What to work on
Your task is to filter the data below down to the lines holding "tatianablatnik".

Listed entries
+++++
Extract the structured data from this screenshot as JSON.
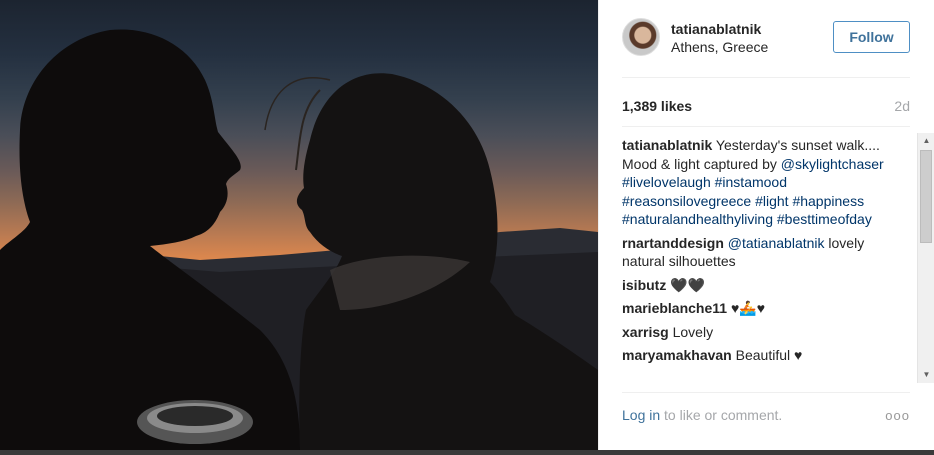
{
  "post": {
    "username": "tatianablatnik",
    "location": "Athens, Greece",
    "follow_label": "Follow",
    "likes": "1,389 likes",
    "age": "2d"
  },
  "caption": {
    "user": "tatianablatnik",
    "text": "Yesterday's sunset walk.... Mood & light captured by",
    "mention": "@skylightchaser",
    "hashtags_1": "#livelovelaugh",
    "hashtags_2": "#instamood #reasonsilovegreece #light",
    "hashtags_3": "#happiness #naturalandhealthyliving",
    "hashtags_4": "#besttimeofday"
  },
  "comments": [
    {
      "user": "rnartanddesign",
      "mention": "@tatianablatnik",
      "text": "lovely natural silhouettes"
    },
    {
      "user": "isibutz",
      "text": "🖤🖤"
    },
    {
      "user": "marieblanche11",
      "text": "♥🚣♥"
    },
    {
      "user": "xarrisg",
      "text": "Lovely"
    },
    {
      "user": "maryamakhavan",
      "text": "Beautiful ♥"
    }
  ],
  "footer": {
    "login_label": "Log in",
    "login_suffix": " to like or comment.",
    "more_icon": "ooo"
  },
  "icons": {
    "more": "more-options-icon",
    "scroll_up": "scroll-up-arrow-icon",
    "scroll_down": "scroll-down-arrow-icon"
  },
  "colors": {
    "accent": "#3f729b",
    "hashtag": "#003569",
    "muted": "#a5a7aa"
  }
}
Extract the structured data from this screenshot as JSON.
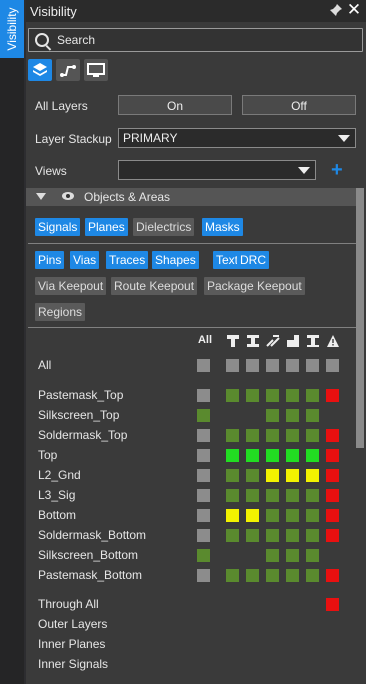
{
  "side_tab": {
    "label": "Visibility"
  },
  "window": {
    "title": "Visibility"
  },
  "search": {
    "placeholder": "Search"
  },
  "mode_icons": [
    "layers-icon",
    "routing-icon",
    "monitor-icon"
  ],
  "all_layers": {
    "label": "All Layers",
    "on": "On",
    "off": "Off"
  },
  "layer_stackup": {
    "label": "Layer Stackup",
    "value": "PRIMARY"
  },
  "views": {
    "label": "Views",
    "value": ""
  },
  "section": {
    "title": "Objects & Areas"
  },
  "object_chips_row1": [
    {
      "label": "Signals",
      "active": true
    },
    {
      "label": "Planes",
      "active": true
    },
    {
      "label": "Dielectrics",
      "active": false
    },
    {
      "label": "Masks",
      "active": true
    }
  ],
  "object_chips_row2": [
    {
      "label": "Pins",
      "active": true
    },
    {
      "label": "Vias",
      "active": true
    },
    {
      "label": "Traces",
      "active": true
    },
    {
      "label": "Shapes",
      "active": true
    },
    {
      "label": "Text",
      "active": true
    },
    {
      "label": "DRC",
      "active": true
    }
  ],
  "object_chips_row3": [
    {
      "label": "Via Keepout",
      "active": false
    },
    {
      "label": "Route Keepout",
      "active": false
    },
    {
      "label": "Package Keepout",
      "active": false
    }
  ],
  "object_chips_row4": [
    {
      "label": "Regions",
      "active": false
    }
  ],
  "grid": {
    "all_header": "All",
    "column_icons": [
      "pin-icon",
      "via-icon",
      "trace-icon",
      "shape-icon",
      "text-icon",
      "drc-icon"
    ],
    "colors": {
      "gray": "#8c8c8c",
      "green": "#5a8a2e",
      "bright_green": "#22dd22",
      "yellow": "#f2f200",
      "red": "#e81010"
    },
    "all_row": {
      "label": "All",
      "cells": [
        "gray",
        "gray",
        "gray",
        "gray",
        "gray",
        "gray",
        "gray"
      ]
    },
    "rows": [
      {
        "label": "Pastemask_Top",
        "cells": [
          "gray",
          "green",
          "green",
          "green",
          "green",
          "green",
          "red"
        ]
      },
      {
        "label": "Silkscreen_Top",
        "cells": [
          "green",
          "",
          "",
          "green",
          "green",
          "green",
          ""
        ]
      },
      {
        "label": "Soldermask_Top",
        "cells": [
          "gray",
          "green",
          "green",
          "green",
          "green",
          "green",
          "red"
        ]
      },
      {
        "label": "Top",
        "cells": [
          "gray",
          "bright_green",
          "bright_green",
          "bright_green",
          "bright_green",
          "bright_green",
          "red"
        ]
      },
      {
        "label": "L2_Gnd",
        "cells": [
          "gray",
          "green",
          "green",
          "yellow",
          "yellow",
          "yellow",
          "red"
        ]
      },
      {
        "label": "L3_Sig",
        "cells": [
          "gray",
          "green",
          "green",
          "green",
          "green",
          "green",
          "red"
        ]
      },
      {
        "label": "Bottom",
        "cells": [
          "gray",
          "yellow",
          "yellow",
          "green",
          "green",
          "green",
          "red"
        ]
      },
      {
        "label": "Soldermask_Bottom",
        "cells": [
          "gray",
          "green",
          "green",
          "green",
          "green",
          "green",
          "red"
        ]
      },
      {
        "label": "Silkscreen_Bottom",
        "cells": [
          "green",
          "",
          "",
          "green",
          "green",
          "green",
          ""
        ]
      },
      {
        "label": "Pastemask_Bottom",
        "cells": [
          "gray",
          "green",
          "green",
          "green",
          "green",
          "green",
          "red"
        ]
      }
    ],
    "extra_rows": [
      {
        "label": "Through All",
        "cells": [
          "",
          "",
          "",
          "",
          "",
          "",
          "red"
        ]
      },
      {
        "label": "Outer Layers",
        "cells": [
          "",
          "",
          "",
          "",
          "",
          "",
          ""
        ]
      },
      {
        "label": "Inner Planes",
        "cells": [
          "",
          "",
          "",
          "",
          "",
          "",
          ""
        ]
      },
      {
        "label": "Inner Signals",
        "cells": [
          "",
          "",
          "",
          "",
          "",
          "",
          ""
        ]
      }
    ]
  }
}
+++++
Solution to the problem
    "username": "tatianablatnik",
    "user": "tatianablatnik",
      "mention": "@tatianablatnik",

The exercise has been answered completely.